Celebrating 30 years of the Convention on the Rights of the Child on November 20

By Mary Tabak, Our Kids Network Developmental Assets Manager

Thirty years ago, many world leaders made a commitment to the world’s children by adopting the United Nations Convention on the Rights of the Child, an international agreement on childhood rights.

Take a moment to review the rights. Are there any surprises? Did you feel that you had these rights when you were young?

Download the child-friendly language poster.

It’s become the most widely ratified human rights treaty in history and has helped transform children’s lives around the world.
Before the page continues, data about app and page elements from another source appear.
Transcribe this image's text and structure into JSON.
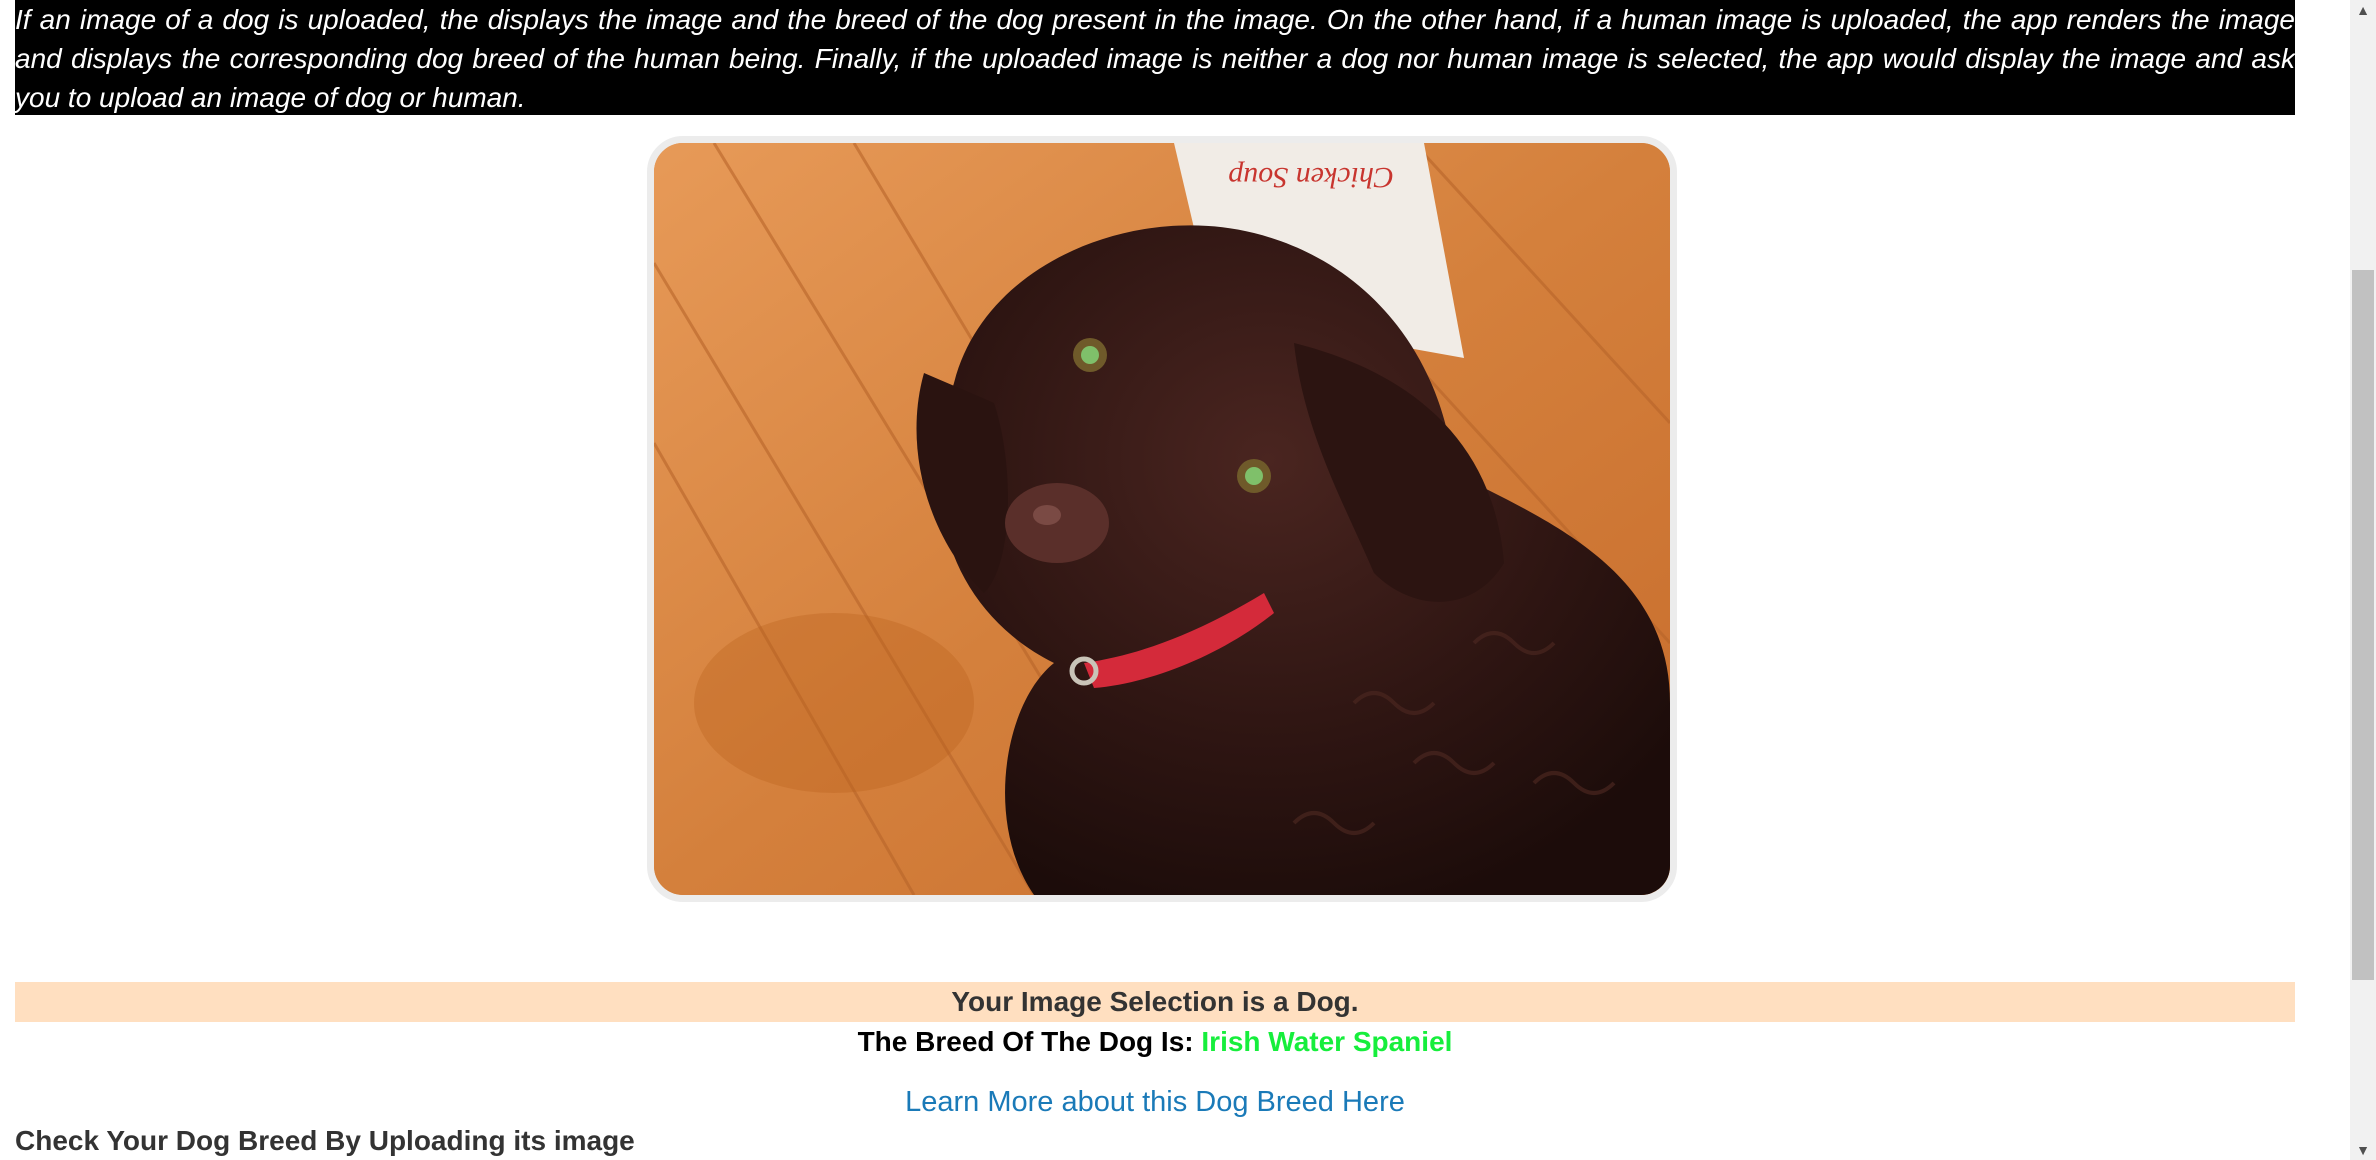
{
  "intro": {
    "text": "If an image of a dog is uploaded, the displays the image and the breed of the dog present in the image. On the other hand, if a human image is uploaded, the app renders the image and displays the corresponding dog breed of the human being. Finally, if the uploaded image is neither a dog nor human image is selected, the app would display the image and ask you to upload an image of dog or human."
  },
  "result": {
    "selection_text": "Your Image Selection is a Dog.",
    "breed_label": "The Breed Of The Dog Is: ",
    "breed_name": "Irish Water Spaniel"
  },
  "link": {
    "text": "Learn More about this Dog Breed Here"
  },
  "upload_section": {
    "heading": "Check Your Dog Breed By Uploading its image"
  },
  "scrollbar": {
    "up_icon": "arrow-up-icon",
    "down_icon": "arrow-down-icon"
  },
  "colors": {
    "intro_bg": "#000000",
    "banner_bg": "#ffdfc0",
    "breed_name": "#16ee3c",
    "link": "#1a7ab8"
  }
}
However, until every child has every right, our work is not done.

November 20th is designated as National Child Day. This day is an opportunity to reflect on how we can advocate for, promote and celebrate children’s rights to make the world a better place for children.
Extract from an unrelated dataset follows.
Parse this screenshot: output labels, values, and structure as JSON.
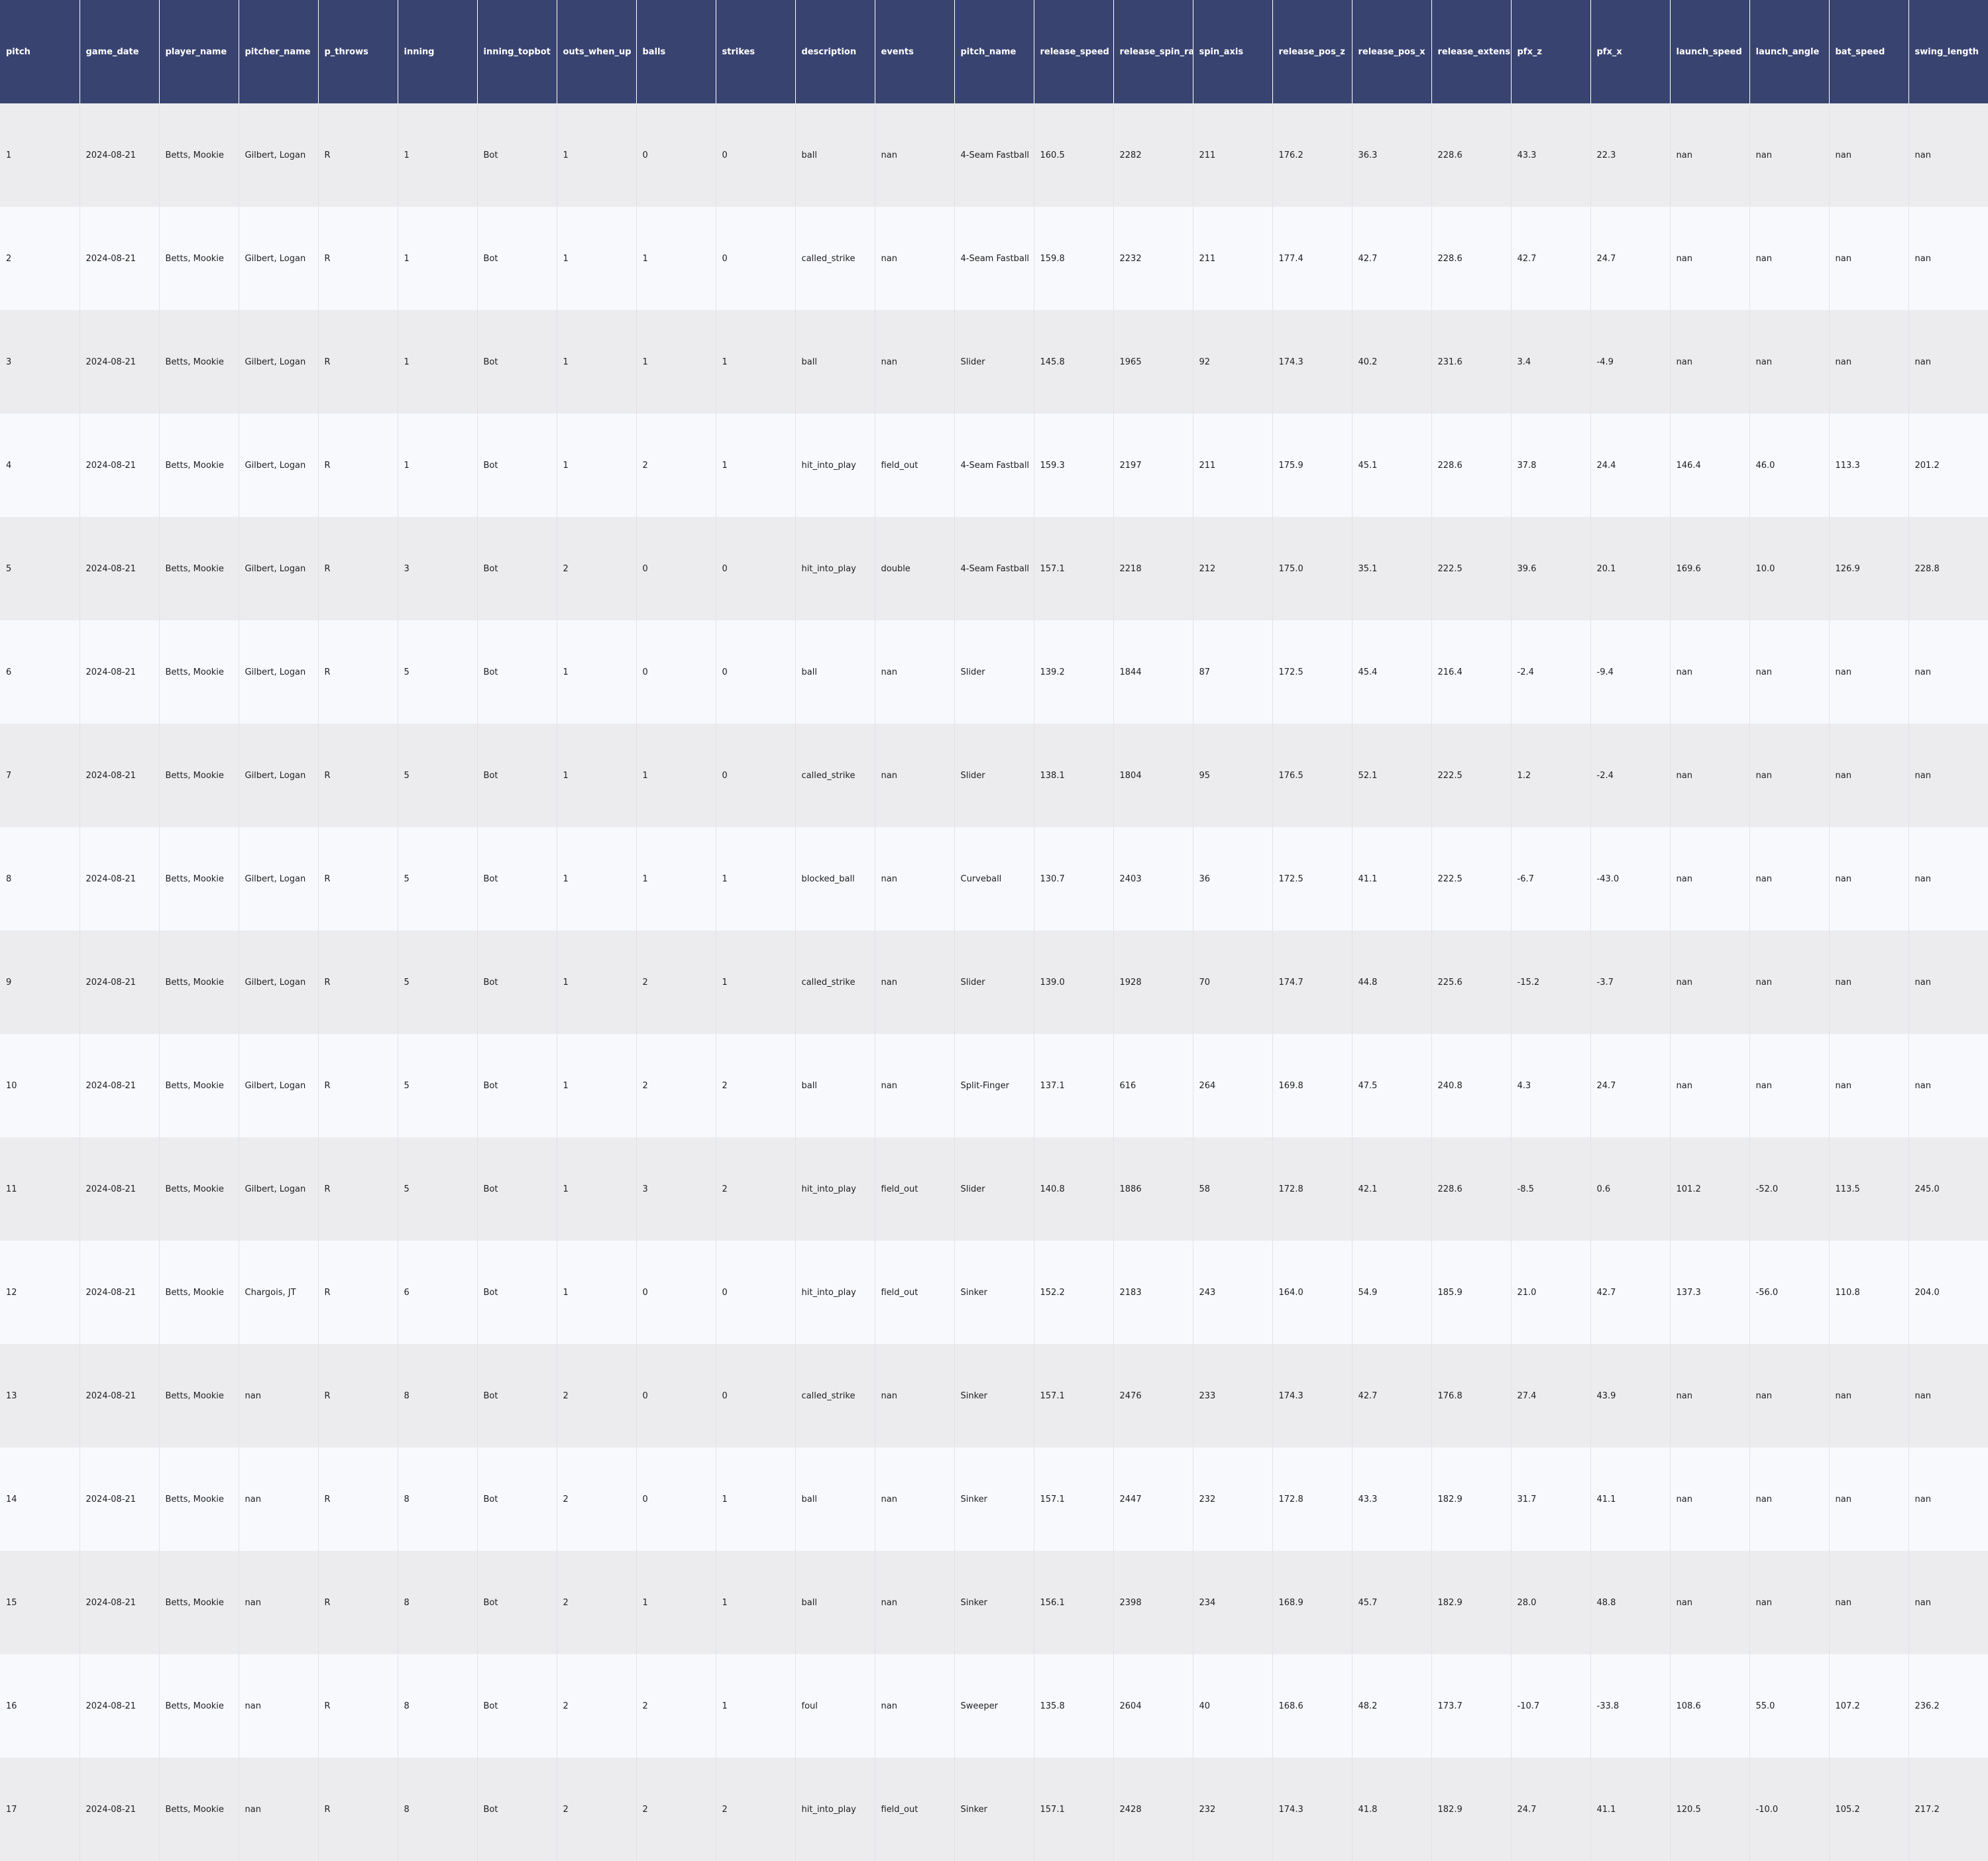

30 Ways to Celebrate and Reflect on Children’s Rights

  1. Discuss the rights with children and youth in your life.
  2. Donate to an organization that works to make the lives of children better.
  3. Donate children’s supplies to a local charity.
  4. Sponsor a child. Foster a child.
  5. Send a child a letter of appreciation. Here’s an example to get you started.
  6. Appreciate all that Canada has to offer children and youth now, and consider the work still to be done.
  7. Introduce a child to something new in their community.
  8. Write a letter to local politicians supporting children’s rights.
  9. Learn about the Indigenous culture and community in Canada.
  10. Send the UN Convention on the Rights of the Child to someone who works with children, and tell them they are doing a great job.
  11. Post the child-friendly version of the rights on your social media channels.
  12. Ask a child how they want to celebrate, then do it.
  13. Do something to make your neighbourhood safer.
  14. Give a young person a job.
  15. Connect youth with their passions.
  16. Ask young people what they think of the rights.
  17. Give parents a break.
  18. Invite your extended family for dinner and discuss the rights.
  19. Discuss the rights at work. Is there anything you can do there?
  20. Use the OKN Data Portal 2.0 for a deeper understanding of the status of children and youth in Halton.

And 10 more…put the Developmental Relationships Framework into practice to demonstrate children’s rights.

  1. Express Care. Show me that I matter to you.
  2. Provide Support. Help me complete task and achieve goals.
  3. Share Power. Treat me with respect and give me a say.
  4. Expand Possibilities. Connect me with people and places that broaden my world.
  5. Be Dependable. Be someone I can trust.
  6. Listen. Really pay attention when we are together.
  7. Navigate. Guide me through hard situations and systems.
  8. Empower. Build my confidence to take charge of my life.
  9. Advocate. Stand up for me when I need it.
  10. Inspire. Inspire me to see possibilities for my future.

All kids are our kids. Let’s keep working together to make this world a better place for children and youth.

We Have A Voice

National Child Day is celebrated in Canada on November 20th in recognition of our country’s commitment to upholding the rights of children and two historic events: the 1959 signing of the UN Declaration of the Rights of the Child and the adoption of the UN Convention on the Rights of the Child in 1989.

For more information about The United Nations Convention on the Rights of the Child visit https://www.unicef.org/child-rights-convention